In 1964, Knud Holscher got employed at Krohn & Hartvig Rasmussen, one of Scandinavia’s largest architectural offices in the 1960s and 1970s. Having gained lots of experience from St. Catherine’s College, Knud Holscher’s first major work at KHR was the competition of Odense University. It took him three months finishing the concept of the 750.000 m2 university buildings, and it earned him first prize and a partnership at the firm.
As partner at Krohn & Hartvig Rasmussen, Knud Holscher headed the creation of numerous industrial and commercial buildings; Amongst those Farum Public Swimming Hall in 1977, Bahrain National Museum in 1985, Copenhagen Airport Pier B and the Danish Pavilion for the World Exhibition 1992.
Alongside his architectural feats, Knud Holscher also worked extensively as an industrial designer establishing Knud Holscher Industrial Design in 1971 as a subdivision within KHR Architects. This was the beginning of a collaborations with large international companies such as the German lighting manufacturer ERCO, Swedish sanitary porcelain company Ifö, and d line, offering the world's largest series of ironmongery.
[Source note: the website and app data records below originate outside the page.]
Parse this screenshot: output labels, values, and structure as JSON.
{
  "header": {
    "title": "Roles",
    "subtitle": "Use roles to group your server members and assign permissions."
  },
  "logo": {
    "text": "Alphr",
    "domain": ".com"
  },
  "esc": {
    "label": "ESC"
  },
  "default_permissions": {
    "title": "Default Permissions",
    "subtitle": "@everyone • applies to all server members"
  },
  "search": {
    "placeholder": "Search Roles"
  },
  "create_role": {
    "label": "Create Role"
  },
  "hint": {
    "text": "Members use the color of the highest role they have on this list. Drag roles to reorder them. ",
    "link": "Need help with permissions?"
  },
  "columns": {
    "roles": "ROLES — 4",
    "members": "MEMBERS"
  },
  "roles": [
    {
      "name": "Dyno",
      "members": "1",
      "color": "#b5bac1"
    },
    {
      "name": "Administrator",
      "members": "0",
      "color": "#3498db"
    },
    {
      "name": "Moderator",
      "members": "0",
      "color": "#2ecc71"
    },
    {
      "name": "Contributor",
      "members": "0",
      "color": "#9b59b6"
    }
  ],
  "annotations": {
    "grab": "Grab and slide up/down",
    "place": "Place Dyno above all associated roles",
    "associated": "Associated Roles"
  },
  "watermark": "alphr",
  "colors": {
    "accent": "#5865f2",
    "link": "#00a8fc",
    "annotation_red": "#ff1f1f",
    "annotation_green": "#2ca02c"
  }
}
In the early years at Krohn & Hartvig Rasmussen, Knud Holscher had supported the rule that partners should retire from the firm at the age of 65. However, when he himself turned 65 in 1995, Knud Holscher was nowhere near ready to retire.
Thus, he bought out his design studio of KHR Architects and established Knud Holscher Industrial Design. With him he brought four young designers, three of whom are partners at the firm today. The design focus of creating architectural accessories and equipment for urban spaces, deriving from the time at KHR Architects, remained.
The studio designed toilets and architectural hardware as well as making a system of tactile street guidelines for the blind, an information landmark for the Copenhagen Metro, and a range of street lights for Phillips.
Simultaneously, the studio obtained more autonomous product design assignments. This included works for the German manufacturer of writing utensils, Lamy, as well as the designs for the iconic Italian lighting company Flos.
Today, the studio is run by a group of seven partners, each of them with their own field of expertise. In 2011, the agency changed its name from Knud Holscher Design to Holscher Design, and Knud Holscher stepped down as head of the studio. However, he is still an important part of the daily life at the studio and holds the title of art director.
The studio’s ability to combine functionality with changing consumer demands and still maintain high quality in design, has been expanded by creating solutions for complex projects in collaborations with large international brands.
Holscher Design always aims at creating successful design of exceptional character and quality. Our designs are firmly rooted in a Nordic tradition in the sense that we strive for a simple and clear design language, where user and function are in focus.
We frequently explore new materials and apply new methods in order to keep creating design that point towards the future.